Writing Tips: The Rosters of Fives
What do you do if you are in the middle of writing your novel or short story and your brain needs some prodding? How do you go about trying to expand a scene? Say, for instance your writing teacher or your critique group has said, "more" or "go deeper" or "explain?" on your manuscript but you are not exactly certain how to go about that.
Well, one of the reasons you might not know how to set about going deeper is because you don’t know the information. For instance, if your readers yearn to know more about your character, you might not have put that information in because you, the author, do not know. Ya can’t write what you don’t know about, correct?
Ah, but you are a god when it comes to creating and populating the world of your fiction, right? And you know everything about that world? Not always. Even gods and goddesses need some help goosing their muse.

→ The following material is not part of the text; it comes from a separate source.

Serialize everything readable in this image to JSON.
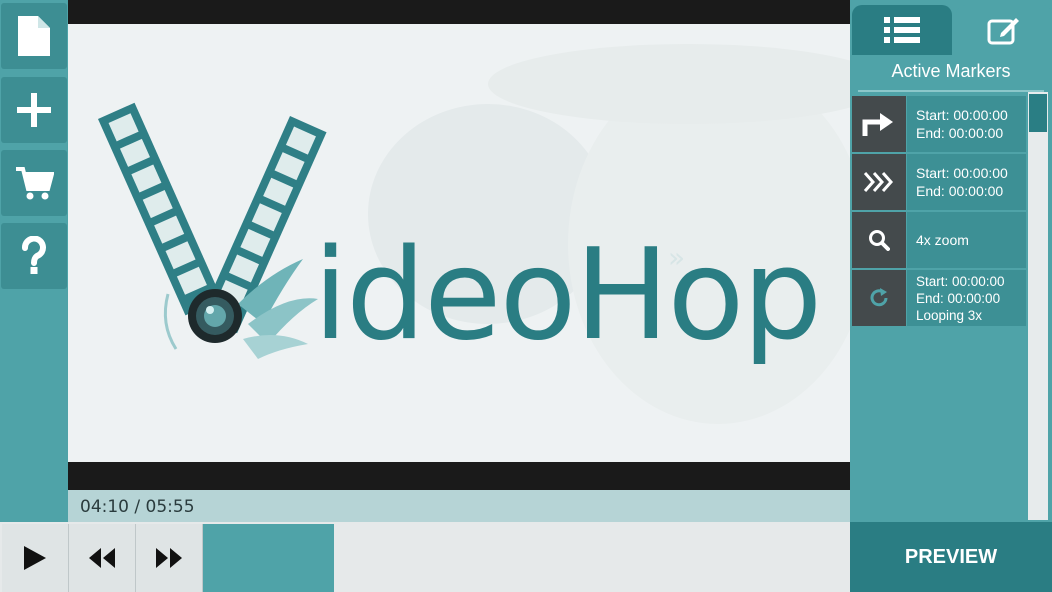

Enter my handy writing tip, The Roster of Fives. I actually have two of them, both easy to remember when you are stuck. Should this happen, grab a piece of scratch paper or the spiral in which you keep all the notes pertaining to your fiction, and go through the Roster of Fives. Here they are, so very obvious you’ll be smacking your head in dismay that you didn’t remember them. And yet, it is always for me the most obvious and basic things that I need to be reminded of. Repeatedly.
The Roster of The Five Ws:
- And, if you must ruin the symmetry of the Ws, you can add How.
Told you it was obvious. Yet you’d be amazed at how often just clarifying these basic things in your head can make all the difference. 90% of the time when I’m blocked it is because something is unclear to me in the scene I am trying to write. Going through the five Ws helps make it clear.
And, wait for it, here’s the next one:
The Roster of The Five Senses:
I know, I know, its even more obvious that the Roster of The Five Ws. But ever so useful, too. If you are attempting to write a descriptive scene that is falling flat, go back to the five senses and write out every single one as it pertains to the character in the scene. What is she smelling, hearing, feeling, tasting, and seeing? This is an excellent way to get yourself into the character’s head. And once you are in the character’s head, you can then report what he sees to your reader.
Give the Rosters of Fives a try…and report back on how they work out for you.